PHA Liable for Unit’s Bedbug Infestation
Facts: Household members sued the local PHA, alleging that the PHA was negligent because it failed to eradicate a bedbug infestation condition. The residents claimed that the condition began in 2012 and continued to date. The PHA admitted that the unit had bedbugs on and off over a period of time, but denied any liability. The residents asked the court for a ruling on the issue of the PHA’s liability for failing to eradicate bedbugs in the unit.
New York City law creates a warranty of habitability with regard to landlord-tenant relationships. Case law has established that the PHA is subject to the warranty of habitability. And the residents alleged a breach of the warranty of habitability by failing to eradicate the bedbug condition in their unit. The PHA claimed that there was no breach of the warranty of habitability either because it took all reasonable steps to eradicate the bedbug infestation or that the condition was caused by one or more of the household members.
The record didn’t show that the PHA acted in a way to indicate that the residents caused the infestation. There was no indication that the PHA ever undertook to terminate the residents’ tenancy for violating the lease terms or for creating a nuisance.
Ruling: A New York state court ruled in favor of the residents.
Reasoning: The law makes eradication of bedbugs in apartments the obligation of the owner. The court stated that this obligation is mandatory and cannot be waived, and that the PHA, in spite of its efforts, failed to eradicate the bedbugs.

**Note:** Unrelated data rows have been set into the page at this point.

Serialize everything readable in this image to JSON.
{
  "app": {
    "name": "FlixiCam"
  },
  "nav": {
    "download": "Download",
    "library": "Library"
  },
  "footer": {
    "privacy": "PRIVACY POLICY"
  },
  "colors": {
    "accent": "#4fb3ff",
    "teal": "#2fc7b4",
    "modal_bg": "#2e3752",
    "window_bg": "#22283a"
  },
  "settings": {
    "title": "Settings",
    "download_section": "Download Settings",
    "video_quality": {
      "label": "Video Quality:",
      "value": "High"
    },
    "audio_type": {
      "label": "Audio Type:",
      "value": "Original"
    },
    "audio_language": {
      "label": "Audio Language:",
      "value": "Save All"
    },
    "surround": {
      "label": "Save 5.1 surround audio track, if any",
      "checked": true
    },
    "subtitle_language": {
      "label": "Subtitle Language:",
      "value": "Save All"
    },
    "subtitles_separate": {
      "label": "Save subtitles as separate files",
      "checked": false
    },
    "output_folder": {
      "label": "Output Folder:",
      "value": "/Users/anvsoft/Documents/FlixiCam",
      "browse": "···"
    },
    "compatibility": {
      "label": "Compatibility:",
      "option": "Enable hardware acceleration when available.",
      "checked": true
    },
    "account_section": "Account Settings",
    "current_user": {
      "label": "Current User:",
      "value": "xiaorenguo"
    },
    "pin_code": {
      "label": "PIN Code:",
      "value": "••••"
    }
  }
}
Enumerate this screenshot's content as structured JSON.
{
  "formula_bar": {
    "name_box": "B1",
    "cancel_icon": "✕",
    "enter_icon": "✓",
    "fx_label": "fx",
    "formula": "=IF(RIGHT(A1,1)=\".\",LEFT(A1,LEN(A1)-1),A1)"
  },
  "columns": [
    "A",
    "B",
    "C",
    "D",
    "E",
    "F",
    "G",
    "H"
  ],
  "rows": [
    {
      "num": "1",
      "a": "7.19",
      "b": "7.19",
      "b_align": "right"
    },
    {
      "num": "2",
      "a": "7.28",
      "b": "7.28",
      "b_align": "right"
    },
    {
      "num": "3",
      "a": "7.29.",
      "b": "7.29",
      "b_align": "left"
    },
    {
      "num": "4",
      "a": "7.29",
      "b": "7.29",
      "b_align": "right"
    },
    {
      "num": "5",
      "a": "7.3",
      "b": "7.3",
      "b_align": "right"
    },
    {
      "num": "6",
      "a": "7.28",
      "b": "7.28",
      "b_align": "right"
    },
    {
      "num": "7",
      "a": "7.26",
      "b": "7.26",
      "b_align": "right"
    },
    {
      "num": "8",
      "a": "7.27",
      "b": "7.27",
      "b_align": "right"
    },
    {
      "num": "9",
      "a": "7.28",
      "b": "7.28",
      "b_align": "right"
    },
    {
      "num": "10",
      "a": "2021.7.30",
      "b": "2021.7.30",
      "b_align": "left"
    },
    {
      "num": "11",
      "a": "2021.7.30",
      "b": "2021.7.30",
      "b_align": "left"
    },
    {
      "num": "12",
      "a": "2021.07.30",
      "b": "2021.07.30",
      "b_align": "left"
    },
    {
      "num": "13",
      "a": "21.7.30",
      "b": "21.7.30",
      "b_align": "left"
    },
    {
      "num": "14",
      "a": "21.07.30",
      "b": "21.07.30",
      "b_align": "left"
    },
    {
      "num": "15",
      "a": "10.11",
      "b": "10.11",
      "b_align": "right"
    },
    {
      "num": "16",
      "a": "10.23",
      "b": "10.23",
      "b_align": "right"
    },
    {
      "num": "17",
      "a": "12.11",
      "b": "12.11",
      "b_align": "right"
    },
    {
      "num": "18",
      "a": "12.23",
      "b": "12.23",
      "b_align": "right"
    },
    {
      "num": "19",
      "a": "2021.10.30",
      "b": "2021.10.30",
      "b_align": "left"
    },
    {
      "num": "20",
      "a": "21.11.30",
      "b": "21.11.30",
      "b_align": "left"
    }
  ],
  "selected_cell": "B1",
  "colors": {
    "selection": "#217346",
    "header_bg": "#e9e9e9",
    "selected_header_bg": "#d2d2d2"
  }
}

The testimony of the PHA employees and the experts led the court to the conclusion that the PHA’s efforts, though perhaps well intentioned, were inadequate. For instance, the experts and exterminator all testified that the best practice is to remove switch plates, outlet covers, moldings, and other areas that commonly serve as harborage for bedbugs prior to spraying insecticides. The PHA doesn’t do this before applying pesticides. The court questioned how eradication could be successful if the industry-accepted protocols aren’t followed.
Also, PHA witnesses testified that unless there’s a complaint from an adjacent apartment, that apartment won’t be fumigated at the same time. Because the experts testified that bedbugs migrate and will leave one apartment if possible after fumigation, when the insecticide wears off, the bedbugs can return to the first apartment.
Also, the PHA’s expert, an entomologist familiar with the breeding habits and lifestyle of bedbugs, opined that after the initial treatment, a second application should be made within 10 days to two weeks for optimum results. There was nothing in the PHA’s work order records to establish that this procedure was followed.
- Aponte v. New York City Housing Authority, October 2016